Please repeat the entire listing verbatim and keep the pictures out.

### Material for the task
--------------------
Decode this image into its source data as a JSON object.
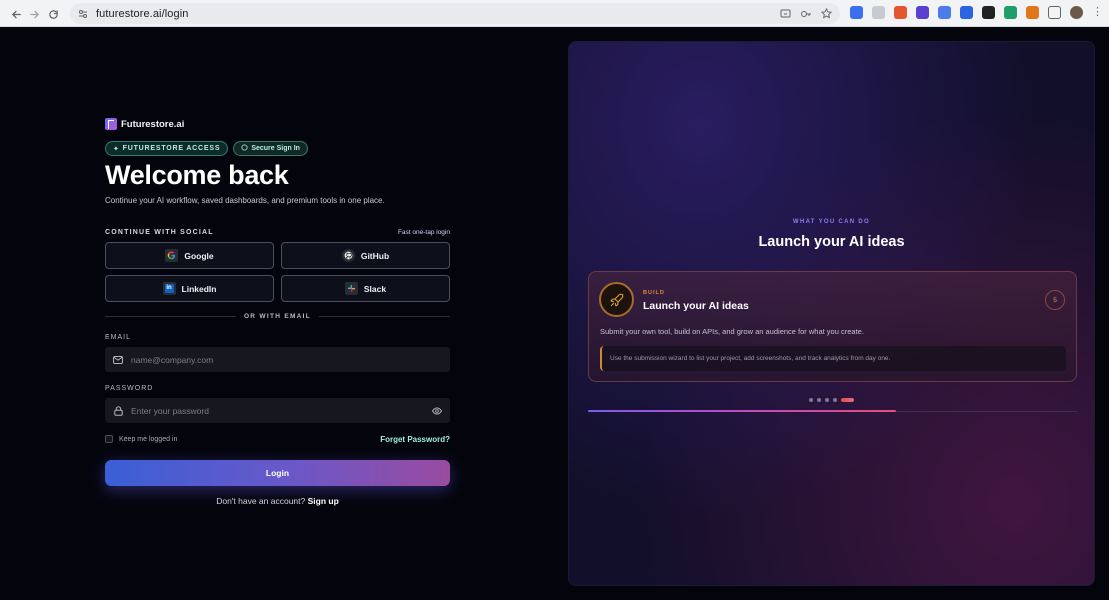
{
  "browser": {
    "url": "futurestore.ai/login"
  },
  "brand": {
    "name": "Futurestore.ai"
  },
  "badges": {
    "access": "FUTURESTORE ACCESS",
    "secure": "Secure Sign In"
  },
  "hero": {
    "title": "Welcome back",
    "subtitle": "Continue your AI workflow, saved dashboards, and premium tools in one place."
  },
  "social": {
    "label": "CONTINUE WITH SOCIAL",
    "fast": "Fast one-tap login",
    "buttons": [
      {
        "label": "Google",
        "icon": "google-icon"
      },
      {
        "label": "GitHub",
        "icon": "github-icon"
      },
      {
        "label": "LinkedIn",
        "icon": "linkedin-icon"
      },
      {
        "label": "Slack",
        "icon": "slack-icon"
      }
    ]
  },
  "divider": "OR WITH EMAIL",
  "form": {
    "email_label": "EMAIL",
    "email_placeholder": "name@company.com",
    "password_label": "PASSWORD",
    "password_placeholder": "Enter your password",
    "remember_label": "Keep me logged in",
    "forgot_label": "Forget Password?",
    "login_label": "Login",
    "signup_prompt": "Don't have an account?",
    "signup_link": "Sign up"
  },
  "showcase": {
    "eyebrow": "WHAT YOU CAN DO",
    "title": "Launch your AI ideas",
    "card": {
      "eyebrow": "BUILD",
      "title": "Launch your AI ideas",
      "number": "5",
      "description": "Submit your own tool, build on APIs, and grow an audience for what you create.",
      "tip": "Use the submission wizard to list your project, add screenshots, and track analytics from day one."
    },
    "slide_count": 5,
    "active_slide": 5,
    "progress_fraction": 0.63
  },
  "colors": {
    "accent_teal": "#9ff0df",
    "login_gradient_start": "#3a5fd6",
    "login_gradient_end": "#9a4ba0",
    "card_accent": "#e08a3a"
  }
}
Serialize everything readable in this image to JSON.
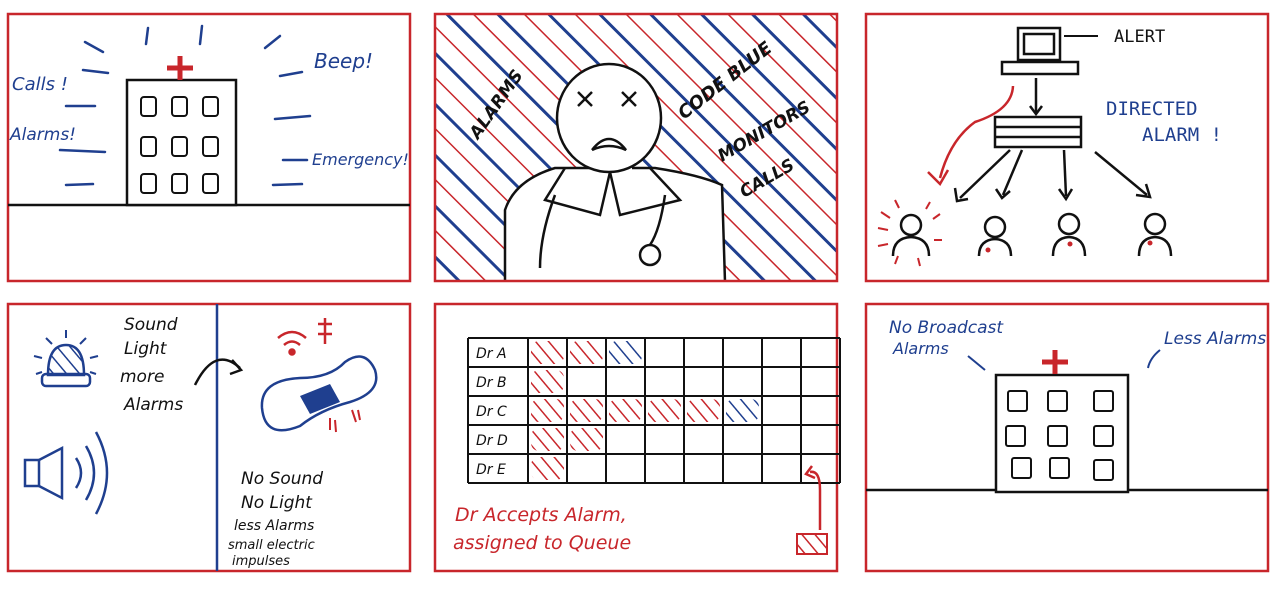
{
  "colors": {
    "ink": "#111111",
    "red": "#c8262b",
    "blue": "#1f3f8f",
    "frame": "#c8262b"
  },
  "panel1": {
    "calls": "Calls !",
    "alarms": "Alarms!",
    "beep": "Beep!",
    "emergency": "Emergency!"
  },
  "panel2": {
    "alarms": "ALARMS",
    "code_blue": "CODE BLUE",
    "monitors": "MONITORS",
    "calls": "CALLS"
  },
  "panel3": {
    "alert": "ALERT",
    "directed_1": "DIRECTED",
    "directed_2": "ALARM !"
  },
  "panel4": {
    "top_1": "Sound",
    "top_2": "Light",
    "top_3": "more",
    "top_4": "Alarms",
    "bottom_1": "No Sound",
    "bottom_2": "No Light",
    "bottom_3": "less Alarms",
    "bottom_4": "small electric",
    "bottom_5": "impulses"
  },
  "panel5": {
    "rows": [
      "Dr A",
      "Dr B",
      "Dr C",
      "Dr D",
      "Dr E"
    ],
    "note_1": "Dr Accepts Alarm,",
    "note_2": "assigned to Queue"
  },
  "panel6": {
    "no_broadcast_1": "No Broadcast",
    "no_broadcast_2": "Alarms",
    "less_alarms": "Less Alarms"
  }
}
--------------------
### Solution below
Decode this image into its source data as a JSON object.
{
  "browser": {
    "url": "futurestore.ai/login"
  },
  "brand": {
    "name": "Futurestore.ai"
  },
  "badges": {
    "access": "FUTURESTORE ACCESS",
    "secure": "Secure Sign In"
  },
  "hero": {
    "title": "Welcome back",
    "subtitle": "Continue your AI workflow, saved dashboards, and premium tools in one place."
  },
  "social": {
    "label": "CONTINUE WITH SOCIAL",
    "fast": "Fast one-tap login",
    "buttons": [
      {
        "label": "Google",
        "icon": "google-icon"
      },
      {
        "label": "GitHub",
        "icon": "github-icon"
      },
      {
        "label": "LinkedIn",
        "icon": "linkedin-icon"
      },
      {
        "label": "Slack",
        "icon": "slack-icon"
      }
    ]
  },
  "divider": "OR WITH EMAIL",
  "form": {
    "email_label": "EMAIL",
    "email_placeholder": "name@company.com",
    "password_label": "PASSWORD",
    "password_placeholder": "Enter your password",
    "remember_label": "Keep me logged in",
    "forgot_label": "Forget Password?",
    "login_label": "Login",
    "signup_prompt": "Don't have an account?",
    "signup_link": "Sign up"
  },
  "showcase": {
    "eyebrow": "WHAT YOU CAN DO",
    "title": "Launch your AI ideas",
    "card": {
      "eyebrow": "BUILD",
      "title": "Launch your AI ideas",
      "number": "5",
      "description": "Submit your own tool, build on APIs, and grow an audience for what you create.",
      "tip": "Use the submission wizard to list your project, add screenshots, and track analytics from day one."
    },
    "slide_count": 5,
    "active_slide": 5,
    "progress_fraction": 0.63
  },
  "colors": {
    "accent_teal": "#9ff0df",
    "login_gradient_start": "#3a5fd6",
    "login_gradient_end": "#9a4ba0",
    "card_accent": "#e08a3a"
  }
}
Serialize everything readable in this image to JSON.
{
  "colors": {
    "ink": "#111111",
    "red": "#c8262b",
    "blue": "#1f3f8f",
    "frame": "#c8262b"
  },
  "panel1": {
    "calls": "Calls !",
    "alarms": "Alarms!",
    "beep": "Beep!",
    "emergency": "Emergency!"
  },
  "panel2": {
    "alarms": "ALARMS",
    "code_blue": "CODE BLUE",
    "monitors": "MONITORS",
    "calls": "CALLS"
  },
  "panel3": {
    "alert": "ALERT",
    "directed_1": "DIRECTED",
    "directed_2": "ALARM !"
  },
  "panel4": {
    "top_1": "Sound",
    "top_2": "Light",
    "top_3": "more",
    "top_4": "Alarms",
    "bottom_1": "No Sound",
    "bottom_2": "No Light",
    "bottom_3": "less Alarms",
    "bottom_4": "small electric",
    "bottom_5": "impulses"
  },
  "panel5": {
    "rows": [
      "Dr A",
      "Dr B",
      "Dr C",
      "Dr D",
      "Dr E"
    ],
    "note_1": "Dr Accepts Alarm,",
    "note_2": "assigned to Queue"
  },
  "panel6": {
    "no_broadcast_1": "No Broadcast",
    "no_broadcast_2": "Alarms",
    "less_alarms": "Less Alarms"
  }
}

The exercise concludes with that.